*WHAT TO PRODUCE*: From the entries below, extract every line that includes the word "icon".

[Web page and app entries]
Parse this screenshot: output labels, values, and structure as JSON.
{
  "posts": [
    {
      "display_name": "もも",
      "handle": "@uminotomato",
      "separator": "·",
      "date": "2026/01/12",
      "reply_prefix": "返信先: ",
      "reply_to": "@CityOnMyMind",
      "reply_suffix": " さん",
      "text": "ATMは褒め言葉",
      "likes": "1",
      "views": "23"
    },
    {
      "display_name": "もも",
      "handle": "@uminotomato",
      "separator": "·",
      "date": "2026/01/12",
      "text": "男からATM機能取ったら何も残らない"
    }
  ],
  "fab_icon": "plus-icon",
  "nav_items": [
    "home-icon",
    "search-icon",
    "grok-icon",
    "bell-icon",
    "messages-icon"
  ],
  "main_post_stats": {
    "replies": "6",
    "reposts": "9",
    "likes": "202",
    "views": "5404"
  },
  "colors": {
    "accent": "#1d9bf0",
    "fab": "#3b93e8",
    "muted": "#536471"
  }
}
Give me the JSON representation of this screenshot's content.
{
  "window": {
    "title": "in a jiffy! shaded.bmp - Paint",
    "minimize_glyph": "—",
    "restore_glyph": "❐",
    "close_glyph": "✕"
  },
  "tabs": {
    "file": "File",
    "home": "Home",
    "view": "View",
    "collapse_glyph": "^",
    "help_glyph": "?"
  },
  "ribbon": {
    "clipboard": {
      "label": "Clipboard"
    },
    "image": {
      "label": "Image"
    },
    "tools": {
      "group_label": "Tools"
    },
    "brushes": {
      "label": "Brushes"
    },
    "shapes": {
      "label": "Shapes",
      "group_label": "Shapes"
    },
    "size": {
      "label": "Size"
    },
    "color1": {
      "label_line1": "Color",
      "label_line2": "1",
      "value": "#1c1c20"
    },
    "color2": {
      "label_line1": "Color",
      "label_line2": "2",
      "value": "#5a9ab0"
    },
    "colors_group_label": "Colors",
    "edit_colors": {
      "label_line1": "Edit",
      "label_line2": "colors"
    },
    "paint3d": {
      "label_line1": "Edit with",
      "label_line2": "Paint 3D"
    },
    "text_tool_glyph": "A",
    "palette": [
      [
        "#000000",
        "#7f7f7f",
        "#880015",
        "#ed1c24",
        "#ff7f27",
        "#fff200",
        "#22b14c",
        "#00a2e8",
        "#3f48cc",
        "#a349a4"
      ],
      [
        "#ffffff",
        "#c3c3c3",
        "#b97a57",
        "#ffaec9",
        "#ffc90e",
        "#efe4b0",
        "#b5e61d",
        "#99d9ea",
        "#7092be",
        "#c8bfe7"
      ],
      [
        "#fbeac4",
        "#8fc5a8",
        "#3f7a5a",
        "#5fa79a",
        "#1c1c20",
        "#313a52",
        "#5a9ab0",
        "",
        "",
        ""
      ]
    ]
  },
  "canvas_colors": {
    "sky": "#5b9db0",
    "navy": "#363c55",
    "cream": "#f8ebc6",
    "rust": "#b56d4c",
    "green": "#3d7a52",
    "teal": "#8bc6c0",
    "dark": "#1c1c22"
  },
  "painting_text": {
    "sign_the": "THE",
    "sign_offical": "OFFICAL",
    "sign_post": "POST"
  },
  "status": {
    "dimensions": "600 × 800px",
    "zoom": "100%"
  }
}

*WRITTEN SOLUTION*:
  "fab_icon": "plus-icon",
    "home-icon",
    "search-icon",
    "grok-icon",
    "bell-icon",
    "messages-icon"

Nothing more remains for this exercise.